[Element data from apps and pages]
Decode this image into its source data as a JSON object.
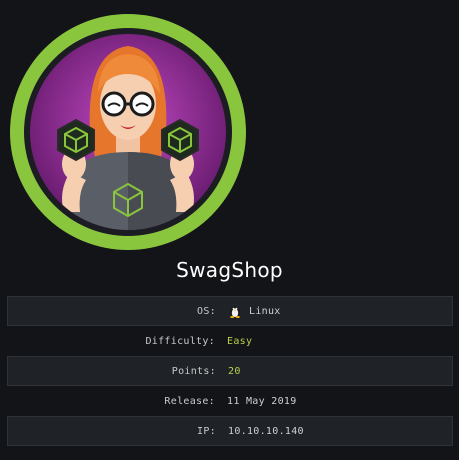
{
  "machine": {
    "name": "SwagShop",
    "avatar_icon": "hacker-girl-avatar-icon"
  },
  "info_rows": [
    {
      "label": "OS:",
      "value": "Linux",
      "icon": "tux-linux-icon"
    },
    {
      "label": "Difficulty:",
      "value": "Easy"
    },
    {
      "label": "Points:",
      "value": "20"
    },
    {
      "label": "Release:",
      "value": "11 May 2019"
    },
    {
      "label": "IP:",
      "value": "10.10.10.140"
    }
  ],
  "colors": {
    "background": "#121418",
    "ring": "#8ac53e",
    "avatar_bg": "#8a2b8e",
    "easy": "#b6d24a"
  }
}
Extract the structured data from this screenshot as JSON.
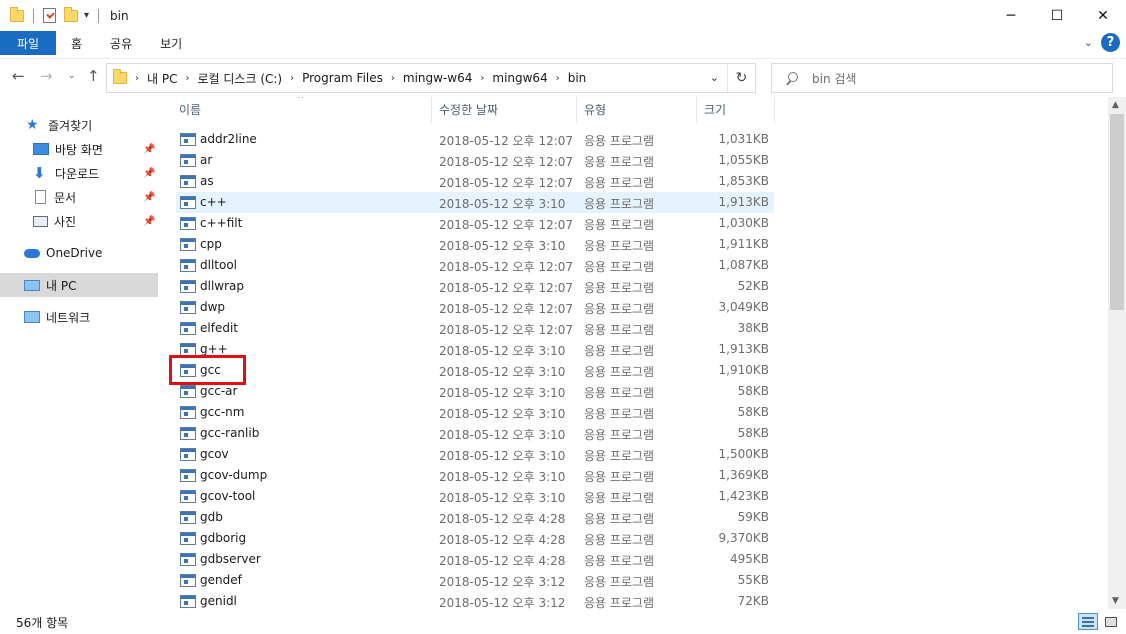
{
  "window": {
    "title": "bin"
  },
  "ribbon": {
    "tabs": [
      "파일",
      "홈",
      "공유",
      "보기"
    ]
  },
  "address": {
    "crumbs": [
      "내 PC",
      "로컬 디스크 (C:)",
      "Program Files",
      "mingw-w64",
      "mingw64",
      "bin"
    ]
  },
  "search": {
    "placeholder": "bin 검색"
  },
  "nav": {
    "quick_access": "즐겨찾기",
    "items": [
      "바탕 화면",
      "다운로드",
      "문서",
      "사진"
    ],
    "onedrive": "OneDrive",
    "this_pc": "내 PC",
    "network": "네트워크"
  },
  "columns": {
    "name": "이름",
    "date": "수정한 날짜",
    "type": "유형",
    "size": "크기"
  },
  "files": [
    {
      "name": "addr2line",
      "date": "2018-05-12 오후 12:07",
      "type": "응용 프로그램",
      "size": "1,031KB"
    },
    {
      "name": "ar",
      "date": "2018-05-12 오후 12:07",
      "type": "응용 프로그램",
      "size": "1,055KB"
    },
    {
      "name": "as",
      "date": "2018-05-12 오후 12:07",
      "type": "응용 프로그램",
      "size": "1,853KB"
    },
    {
      "name": "c++",
      "date": "2018-05-12 오후 3:10",
      "type": "응용 프로그램",
      "size": "1,913KB"
    },
    {
      "name": "c++filt",
      "date": "2018-05-12 오후 12:07",
      "type": "응용 프로그램",
      "size": "1,030KB"
    },
    {
      "name": "cpp",
      "date": "2018-05-12 오후 3:10",
      "type": "응용 프로그램",
      "size": "1,911KB"
    },
    {
      "name": "dlltool",
      "date": "2018-05-12 오후 12:07",
      "type": "응용 프로그램",
      "size": "1,087KB"
    },
    {
      "name": "dllwrap",
      "date": "2018-05-12 오후 12:07",
      "type": "응용 프로그램",
      "size": "52KB"
    },
    {
      "name": "dwp",
      "date": "2018-05-12 오후 12:07",
      "type": "응용 프로그램",
      "size": "3,049KB"
    },
    {
      "name": "elfedit",
      "date": "2018-05-12 오후 12:07",
      "type": "응용 프로그램",
      "size": "38KB"
    },
    {
      "name": "g++",
      "date": "2018-05-12 오후 3:10",
      "type": "응용 프로그램",
      "size": "1,913KB"
    },
    {
      "name": "gcc",
      "date": "2018-05-12 오후 3:10",
      "type": "응용 프로그램",
      "size": "1,910KB"
    },
    {
      "name": "gcc-ar",
      "date": "2018-05-12 오후 3:10",
      "type": "응용 프로그램",
      "size": "58KB"
    },
    {
      "name": "gcc-nm",
      "date": "2018-05-12 오후 3:10",
      "type": "응용 프로그램",
      "size": "58KB"
    },
    {
      "name": "gcc-ranlib",
      "date": "2018-05-12 오후 3:10",
      "type": "응용 프로그램",
      "size": "58KB"
    },
    {
      "name": "gcov",
      "date": "2018-05-12 오후 3:10",
      "type": "응용 프로그램",
      "size": "1,500KB"
    },
    {
      "name": "gcov-dump",
      "date": "2018-05-12 오후 3:10",
      "type": "응용 프로그램",
      "size": "1,369KB"
    },
    {
      "name": "gcov-tool",
      "date": "2018-05-12 오후 3:10",
      "type": "응용 프로그램",
      "size": "1,423KB"
    },
    {
      "name": "gdb",
      "date": "2018-05-12 오후 4:28",
      "type": "응용 프로그램",
      "size": "59KB"
    },
    {
      "name": "gdborig",
      "date": "2018-05-12 오후 4:28",
      "type": "응용 프로그램",
      "size": "9,370KB"
    },
    {
      "name": "gdbserver",
      "date": "2018-05-12 오후 4:28",
      "type": "응용 프로그램",
      "size": "495KB"
    },
    {
      "name": "gendef",
      "date": "2018-05-12 오후 3:12",
      "type": "응용 프로그램",
      "size": "55KB"
    },
    {
      "name": "genidl",
      "date": "2018-05-12 오후 3:12",
      "type": "응용 프로그램",
      "size": "72KB"
    }
  ],
  "status": {
    "count": "56개 항목"
  }
}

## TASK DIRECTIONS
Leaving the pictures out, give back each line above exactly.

## TASK RESPONSE
Decode this image into its source data as a JSON object.
{
  "machine": {
    "name": "SwagShop",
    "avatar_icon": "hacker-girl-avatar-icon"
  },
  "info_rows": [
    {
      "label": "OS:",
      "value": "Linux",
      "icon": "tux-linux-icon"
    },
    {
      "label": "Difficulty:",
      "value": "Easy"
    },
    {
      "label": "Points:",
      "value": "20"
    },
    {
      "label": "Release:",
      "value": "11 May 2019"
    },
    {
      "label": "IP:",
      "value": "10.10.10.140"
    }
  ],
  "colors": {
    "background": "#121418",
    "ring": "#8ac53e",
    "avatar_bg": "#8a2b8e",
    "easy": "#b6d24a"
  }
}
Extract the structured data from this screenshot as JSON.
{
  "window": {
    "title": "bin"
  },
  "ribbon": {
    "tabs": [
      "파일",
      "홈",
      "공유",
      "보기"
    ]
  },
  "address": {
    "crumbs": [
      "내 PC",
      "로컬 디스크 (C:)",
      "Program Files",
      "mingw-w64",
      "mingw64",
      "bin"
    ]
  },
  "search": {
    "placeholder": "bin 검색"
  },
  "nav": {
    "quick_access": "즐겨찾기",
    "items": [
      "바탕 화면",
      "다운로드",
      "문서",
      "사진"
    ],
    "onedrive": "OneDrive",
    "this_pc": "내 PC",
    "network": "네트워크"
  },
  "columns": {
    "name": "이름",
    "date": "수정한 날짜",
    "type": "유형",
    "size": "크기"
  },
  "files": [
    {
      "name": "addr2line",
      "date": "2018-05-12 오후 12:07",
      "type": "응용 프로그램",
      "size": "1,031KB"
    },
    {
      "name": "ar",
      "date": "2018-05-12 오후 12:07",
      "type": "응용 프로그램",
      "size": "1,055KB"
    },
    {
      "name": "as",
      "date": "2018-05-12 오후 12:07",
      "type": "응용 프로그램",
      "size": "1,853KB"
    },
    {
      "name": "c++",
      "date": "2018-05-12 오후 3:10",
      "type": "응용 프로그램",
      "size": "1,913KB"
    },
    {
      "name": "c++filt",
      "date": "2018-05-12 오후 12:07",
      "type": "응용 프로그램",
      "size": "1,030KB"
    },
    {
      "name": "cpp",
      "date": "2018-05-12 오후 3:10",
      "type": "응용 프로그램",
      "size": "1,911KB"
    },
    {
      "name": "dlltool",
      "date": "2018-05-12 오후 12:07",
      "type": "응용 프로그램",
      "size": "1,087KB"
    },
    {
      "name": "dllwrap",
      "date": "2018-05-12 오후 12:07",
      "type": "응용 프로그램",
      "size": "52KB"
    },
    {
      "name": "dwp",
      "date": "2018-05-12 오후 12:07",
      "type": "응용 프로그램",
      "size": "3,049KB"
    },
    {
      "name": "elfedit",
      "date": "2018-05-12 오후 12:07",
      "type": "응용 프로그램",
      "size": "38KB"
    },
    {
      "name": "g++",
      "date": "2018-05-12 오후 3:10",
      "type": "응용 프로그램",
      "size": "1,913KB"
    },
    {
      "name": "gcc",
      "date": "2018-05-12 오후 3:10",
      "type": "응용 프로그램",
      "size": "1,910KB"
    },
    {
      "name": "gcc-ar",
      "date": "2018-05-12 오후 3:10",
      "type": "응용 프로그램",
      "size": "58KB"
    },
    {
      "name": "gcc-nm",
      "date": "2018-05-12 오후 3:10",
      "type": "응용 프로그램",
      "size": "58KB"
    },
    {
      "name": "gcc-ranlib",
      "date": "2018-05-12 오후 3:10",
      "type": "응용 프로그램",
      "size": "58KB"
    },
    {
      "name": "gcov",
      "date": "2018-05-12 오후 3:10",
      "type": "응용 프로그램",
      "size": "1,500KB"
    },
    {
      "name": "gcov-dump",
      "date": "2018-05-12 오후 3:10",
      "type": "응용 프로그램",
      "size": "1,369KB"
    },
    {
      "name": "gcov-tool",
      "date": "2018-05-12 오후 3:10",
      "type": "응용 프로그램",
      "size": "1,423KB"
    },
    {
      "name": "gdb",
      "date": "2018-05-12 오후 4:28",
      "type": "응용 프로그램",
      "size": "59KB"
    },
    {
      "name": "gdborig",
      "date": "2018-05-12 오후 4:28",
      "type": "응용 프로그램",
      "size": "9,370KB"
    },
    {
      "name": "gdbserver",
      "date": "2018-05-12 오후 4:28",
      "type": "응용 프로그램",
      "size": "495KB"
    },
    {
      "name": "gendef",
      "date": "2018-05-12 오후 3:12",
      "type": "응용 프로그램",
      "size": "55KB"
    },
    {
      "name": "genidl",
      "date": "2018-05-12 오후 3:12",
      "type": "응용 프로그램",
      "size": "72KB"
    }
  ],
  "status": {
    "count": "56개 항목"
  }
}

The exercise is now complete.